Jas. O'Reilly Esq. sworn - Witness proved the disposition made before him as magistrate, by the officers and crew of the steamer Scotland which was read. It has been already published in this paper.
Lydia Wilson sworn - is the last witness, Mr. Wilson the mate of the Scotland, was on board the Scotland at the time the Ocean Wave was burnt; witness was called up by her husband to view the burning vessel, the Scotland went so near to it, that they could feel the heat on deck. The Ocean Wave was burnt to the water's edge; the Scotland followed the Emblem and came close up with her, the Emblem was steering for Kingston. Witness heard her husband call to the Emblem "what vessel is it that is burning" and heard the answer returned "it is the Ocean Wave." Her husband again asked "where are the passengers," and received for answer, that part of them were on board of the Emblem; he next asked if they required any assistance and nobody would answer him. Witness was close to her husband at this time; the man on board the Emblem instead of answering, walked forward. Witness did not hear the person on board the Emblem say anything about persons floating between the wreck and the shore, he did not answer the last question put by her husband. When they received no reply, Captain Patterson thought that they were all right and that none were injured, consequently he did not like to interfere further. The morning was fine and the water smooth.
The Inquest was then adjourned to the 11th of May at the City Hall.
City Hall, May 11th, 1853
John Cousins, Purser, sworn - Is Purser on the steamer Scotland.
-Arrest of Suspected Murderers - sailors fight over religion. [Leader]
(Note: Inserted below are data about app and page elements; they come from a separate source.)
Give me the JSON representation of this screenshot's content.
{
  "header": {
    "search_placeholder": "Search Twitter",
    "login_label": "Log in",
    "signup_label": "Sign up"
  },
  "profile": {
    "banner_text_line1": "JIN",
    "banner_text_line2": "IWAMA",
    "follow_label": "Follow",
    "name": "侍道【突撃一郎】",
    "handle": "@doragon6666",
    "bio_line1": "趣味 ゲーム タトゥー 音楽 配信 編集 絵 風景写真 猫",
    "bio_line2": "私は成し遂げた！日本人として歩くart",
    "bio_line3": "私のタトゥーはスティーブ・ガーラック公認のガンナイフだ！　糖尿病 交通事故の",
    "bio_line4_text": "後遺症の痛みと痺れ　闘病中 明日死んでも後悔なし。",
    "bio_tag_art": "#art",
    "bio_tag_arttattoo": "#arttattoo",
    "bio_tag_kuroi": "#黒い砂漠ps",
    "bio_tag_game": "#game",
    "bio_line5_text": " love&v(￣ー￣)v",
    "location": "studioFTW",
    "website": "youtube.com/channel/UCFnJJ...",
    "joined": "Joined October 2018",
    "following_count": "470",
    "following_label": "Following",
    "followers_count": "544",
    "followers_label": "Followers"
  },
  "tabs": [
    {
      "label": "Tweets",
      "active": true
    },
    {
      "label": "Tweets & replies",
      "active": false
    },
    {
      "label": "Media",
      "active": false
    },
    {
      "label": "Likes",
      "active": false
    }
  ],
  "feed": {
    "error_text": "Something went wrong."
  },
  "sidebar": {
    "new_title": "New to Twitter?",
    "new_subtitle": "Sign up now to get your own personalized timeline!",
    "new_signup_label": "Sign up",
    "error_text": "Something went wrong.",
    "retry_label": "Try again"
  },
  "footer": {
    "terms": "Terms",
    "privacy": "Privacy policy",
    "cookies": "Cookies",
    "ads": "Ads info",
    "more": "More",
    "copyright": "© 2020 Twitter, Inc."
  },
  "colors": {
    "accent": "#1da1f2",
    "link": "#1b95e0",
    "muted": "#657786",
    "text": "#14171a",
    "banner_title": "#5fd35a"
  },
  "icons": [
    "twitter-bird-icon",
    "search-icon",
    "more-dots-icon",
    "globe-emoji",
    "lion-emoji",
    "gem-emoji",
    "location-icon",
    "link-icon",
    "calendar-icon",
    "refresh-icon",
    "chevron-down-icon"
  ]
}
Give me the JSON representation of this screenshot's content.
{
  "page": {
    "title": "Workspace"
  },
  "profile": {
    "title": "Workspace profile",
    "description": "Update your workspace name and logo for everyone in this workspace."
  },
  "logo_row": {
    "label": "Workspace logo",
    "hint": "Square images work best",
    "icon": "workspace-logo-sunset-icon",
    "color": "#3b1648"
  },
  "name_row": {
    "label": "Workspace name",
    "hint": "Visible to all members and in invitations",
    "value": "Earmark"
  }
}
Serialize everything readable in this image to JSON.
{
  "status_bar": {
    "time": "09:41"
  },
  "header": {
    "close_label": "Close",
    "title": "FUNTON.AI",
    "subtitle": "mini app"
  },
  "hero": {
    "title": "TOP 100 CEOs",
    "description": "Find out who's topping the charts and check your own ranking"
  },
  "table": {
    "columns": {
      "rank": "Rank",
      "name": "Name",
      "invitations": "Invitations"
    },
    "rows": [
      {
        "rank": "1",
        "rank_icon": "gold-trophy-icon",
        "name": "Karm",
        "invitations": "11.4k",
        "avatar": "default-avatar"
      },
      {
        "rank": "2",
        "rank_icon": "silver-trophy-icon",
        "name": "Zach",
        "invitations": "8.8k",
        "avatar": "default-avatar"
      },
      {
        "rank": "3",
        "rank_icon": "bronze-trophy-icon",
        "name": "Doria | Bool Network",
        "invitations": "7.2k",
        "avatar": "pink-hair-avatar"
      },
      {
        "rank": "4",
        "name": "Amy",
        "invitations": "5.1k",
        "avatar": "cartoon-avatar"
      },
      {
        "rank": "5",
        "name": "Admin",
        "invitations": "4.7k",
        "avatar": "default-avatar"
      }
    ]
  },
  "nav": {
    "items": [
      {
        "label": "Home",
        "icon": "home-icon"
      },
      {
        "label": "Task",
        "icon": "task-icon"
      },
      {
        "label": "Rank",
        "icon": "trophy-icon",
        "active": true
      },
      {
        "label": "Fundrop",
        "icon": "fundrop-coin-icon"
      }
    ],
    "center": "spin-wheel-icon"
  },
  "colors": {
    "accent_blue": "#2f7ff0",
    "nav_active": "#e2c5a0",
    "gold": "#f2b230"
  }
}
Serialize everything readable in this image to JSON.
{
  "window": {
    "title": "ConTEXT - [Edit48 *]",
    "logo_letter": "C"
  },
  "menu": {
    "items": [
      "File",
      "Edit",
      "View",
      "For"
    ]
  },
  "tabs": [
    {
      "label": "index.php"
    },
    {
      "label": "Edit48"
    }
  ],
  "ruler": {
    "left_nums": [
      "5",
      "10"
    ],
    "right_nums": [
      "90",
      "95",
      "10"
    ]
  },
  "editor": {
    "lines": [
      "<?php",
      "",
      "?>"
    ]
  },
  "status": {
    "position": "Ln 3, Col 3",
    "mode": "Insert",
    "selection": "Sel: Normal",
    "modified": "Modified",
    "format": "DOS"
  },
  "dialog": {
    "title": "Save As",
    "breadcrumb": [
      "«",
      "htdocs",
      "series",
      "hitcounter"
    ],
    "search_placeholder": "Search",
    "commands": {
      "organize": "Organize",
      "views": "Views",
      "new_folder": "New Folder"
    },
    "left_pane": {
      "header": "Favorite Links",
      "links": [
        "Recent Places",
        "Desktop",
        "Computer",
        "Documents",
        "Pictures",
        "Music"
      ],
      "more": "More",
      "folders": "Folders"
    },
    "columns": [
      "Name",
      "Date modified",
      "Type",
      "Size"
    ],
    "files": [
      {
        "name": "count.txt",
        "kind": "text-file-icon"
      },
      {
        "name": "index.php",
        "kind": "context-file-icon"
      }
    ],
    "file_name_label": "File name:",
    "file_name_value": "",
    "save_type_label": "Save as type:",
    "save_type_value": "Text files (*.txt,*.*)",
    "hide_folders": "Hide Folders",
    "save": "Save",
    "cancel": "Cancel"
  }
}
-The Burning of the Ocean Wave - city appointed committee to look into the affair.
-Imports - 11 12; Exports - 12.